- TASK BRIEF: With no addition or omission, return the entries below.

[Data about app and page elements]

*** Block opens ***

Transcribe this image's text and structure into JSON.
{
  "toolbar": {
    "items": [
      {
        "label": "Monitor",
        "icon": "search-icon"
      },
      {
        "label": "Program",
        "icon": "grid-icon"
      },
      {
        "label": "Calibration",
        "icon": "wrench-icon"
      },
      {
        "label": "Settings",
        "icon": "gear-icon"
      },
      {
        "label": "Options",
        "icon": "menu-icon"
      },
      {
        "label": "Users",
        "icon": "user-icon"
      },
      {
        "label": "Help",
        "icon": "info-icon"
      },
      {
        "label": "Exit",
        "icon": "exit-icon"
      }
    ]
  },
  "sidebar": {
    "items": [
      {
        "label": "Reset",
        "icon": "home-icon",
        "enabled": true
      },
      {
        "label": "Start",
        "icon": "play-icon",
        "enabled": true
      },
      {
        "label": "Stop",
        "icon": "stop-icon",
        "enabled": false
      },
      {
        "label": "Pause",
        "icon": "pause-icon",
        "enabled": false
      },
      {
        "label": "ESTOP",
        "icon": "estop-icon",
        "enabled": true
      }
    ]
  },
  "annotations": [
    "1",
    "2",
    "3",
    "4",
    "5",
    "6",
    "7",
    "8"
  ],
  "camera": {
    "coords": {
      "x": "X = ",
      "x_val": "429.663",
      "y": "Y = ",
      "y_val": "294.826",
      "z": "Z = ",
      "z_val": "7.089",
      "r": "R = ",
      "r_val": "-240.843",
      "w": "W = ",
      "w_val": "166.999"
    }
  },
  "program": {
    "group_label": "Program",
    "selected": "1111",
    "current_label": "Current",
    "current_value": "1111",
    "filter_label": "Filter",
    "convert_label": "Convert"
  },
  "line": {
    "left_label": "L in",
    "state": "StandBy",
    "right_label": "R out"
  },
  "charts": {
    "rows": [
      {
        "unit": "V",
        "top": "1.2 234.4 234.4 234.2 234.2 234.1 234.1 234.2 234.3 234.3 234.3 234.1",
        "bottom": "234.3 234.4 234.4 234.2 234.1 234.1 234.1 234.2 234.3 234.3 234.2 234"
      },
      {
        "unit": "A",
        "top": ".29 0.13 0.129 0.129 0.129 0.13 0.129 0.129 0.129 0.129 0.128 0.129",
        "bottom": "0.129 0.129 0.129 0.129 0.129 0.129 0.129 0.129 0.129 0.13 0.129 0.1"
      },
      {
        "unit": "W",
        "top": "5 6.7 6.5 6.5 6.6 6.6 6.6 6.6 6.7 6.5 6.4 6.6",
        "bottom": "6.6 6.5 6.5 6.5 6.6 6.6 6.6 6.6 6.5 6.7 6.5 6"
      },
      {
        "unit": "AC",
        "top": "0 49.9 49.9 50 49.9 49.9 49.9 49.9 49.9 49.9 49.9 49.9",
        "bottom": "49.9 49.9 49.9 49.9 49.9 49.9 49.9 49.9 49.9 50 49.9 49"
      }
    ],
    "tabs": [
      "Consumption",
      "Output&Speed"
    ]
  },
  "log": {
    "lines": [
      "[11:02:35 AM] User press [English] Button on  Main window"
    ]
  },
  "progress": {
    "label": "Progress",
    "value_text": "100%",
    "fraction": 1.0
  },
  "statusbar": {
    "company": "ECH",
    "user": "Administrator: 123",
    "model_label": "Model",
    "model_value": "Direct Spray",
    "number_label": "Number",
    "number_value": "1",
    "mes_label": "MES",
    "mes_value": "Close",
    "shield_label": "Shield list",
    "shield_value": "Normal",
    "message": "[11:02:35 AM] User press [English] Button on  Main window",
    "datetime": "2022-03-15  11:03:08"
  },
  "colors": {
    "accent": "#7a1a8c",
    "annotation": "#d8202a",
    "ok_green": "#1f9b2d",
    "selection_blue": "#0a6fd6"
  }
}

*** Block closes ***

- RESULT FOR THIS TASK:
Transcribe this image's text and structure into JSON.
{
  "toolbar": {
    "items": [
      {
        "label": "Monitor",
        "icon": "search-icon"
      },
      {
        "label": "Program",
        "icon": "grid-icon"
      },
      {
        "label": "Calibration",
        "icon": "wrench-icon"
      },
      {
        "label": "Settings",
        "icon": "gear-icon"
      },
      {
        "label": "Options",
        "icon": "menu-icon"
      },
      {
        "label": "Users",
        "icon": "user-icon"
      },
      {
        "label": "Help",
        "icon": "info-icon"
      },
      {
        "label": "Exit",
        "icon": "exit-icon"
      }
    ]
  },
  "sidebar": {
    "items": [
      {
        "label": "Reset",
        "icon": "home-icon",
        "enabled": true
      },
      {
        "label": "Start",
        "icon": "play-icon",
        "enabled": true
      },
      {
        "label": "Stop",
        "icon": "stop-icon",
        "enabled": false
      },
      {
        "label": "Pause",
        "icon": "pause-icon",
        "enabled": false
      },
      {
        "label": "ESTOP",
        "icon": "estop-icon",
        "enabled": true
      }
    ]
  },
  "annotations": [
    "1",
    "2",
    "3",
    "4",
    "5",
    "6",
    "7",
    "8"
  ],
  "camera": {
    "coords": {
      "x": "X = ",
      "x_val": "429.663",
      "y": "Y = ",
      "y_val": "294.826",
      "z": "Z = ",
      "z_val": "7.089",
      "r": "R = ",
      "r_val": "-240.843",
      "w": "W = ",
      "w_val": "166.999"
    }
  },
  "program": {
    "group_label": "Program",
    "selected": "1111",
    "current_label": "Current",
    "current_value": "1111",
    "filter_label": "Filter",
    "convert_label": "Convert"
  },
  "line": {
    "left_label": "L in",
    "state": "StandBy",
    "right_label": "R out"
  },
  "charts": {
    "rows": [
      {
        "unit": "V",
        "top": "1.2 234.4 234.4 234.2 234.2 234.1 234.1 234.2 234.3 234.3 234.3 234.1",
        "bottom": "234.3 234.4 234.4 234.2 234.1 234.1 234.1 234.2 234.3 234.3 234.2 234"
      },
      {
        "unit": "A",
        "top": ".29 0.13 0.129 0.129 0.129 0.13 0.129 0.129 0.129 0.129 0.128 0.129",
        "bottom": "0.129 0.129 0.129 0.129 0.129 0.129 0.129 0.129 0.129 0.13 0.129 0.1"
      },
      {
        "unit": "W",
        "top": "5 6.7 6.5 6.5 6.6 6.6 6.6 6.6 6.7 6.5 6.4 6.6",
        "bottom": "6.6 6.5 6.5 6.5 6.6 6.6 6.6 6.6 6.5 6.7 6.5 6"
      },
      {
        "unit": "AC",
        "top": "0 49.9 49.9 50 49.9 49.9 49.9 49.9 49.9 49.9 49.9 49.9",
        "bottom": "49.9 49.9 49.9 49.9 49.9 49.9 49.9 49.9 49.9 50 49.9 49"
      }
    ],
    "tabs": [
      "Consumption",
      "Output&Speed"
    ]
  },
  "log": {
    "lines": [
      "[11:02:35 AM] User press [English] Button on  Main window"
    ]
  },
  "progress": {
    "label": "Progress",
    "value_text": "100%",
    "fraction": 1.0
  },
  "statusbar": {
    "company": "ECH",
    "user": "Administrator: 123",
    "model_label": "Model",
    "model_value": "Direct Spray",
    "number_label": "Number",
    "number_value": "1",
    "mes_label": "MES",
    "mes_value": "Close",
    "shield_label": "Shield list",
    "shield_value": "Normal",
    "message": "[11:02:35 AM] User press [English] Button on  Main window",
    "datetime": "2022-03-15  11:03:08"
  },
  "colors": {
    "accent": "#7a1a8c",
    "annotation": "#d8202a",
    "ok_green": "#1f9b2d",
    "selection_blue": "#0a6fd6"
  }
}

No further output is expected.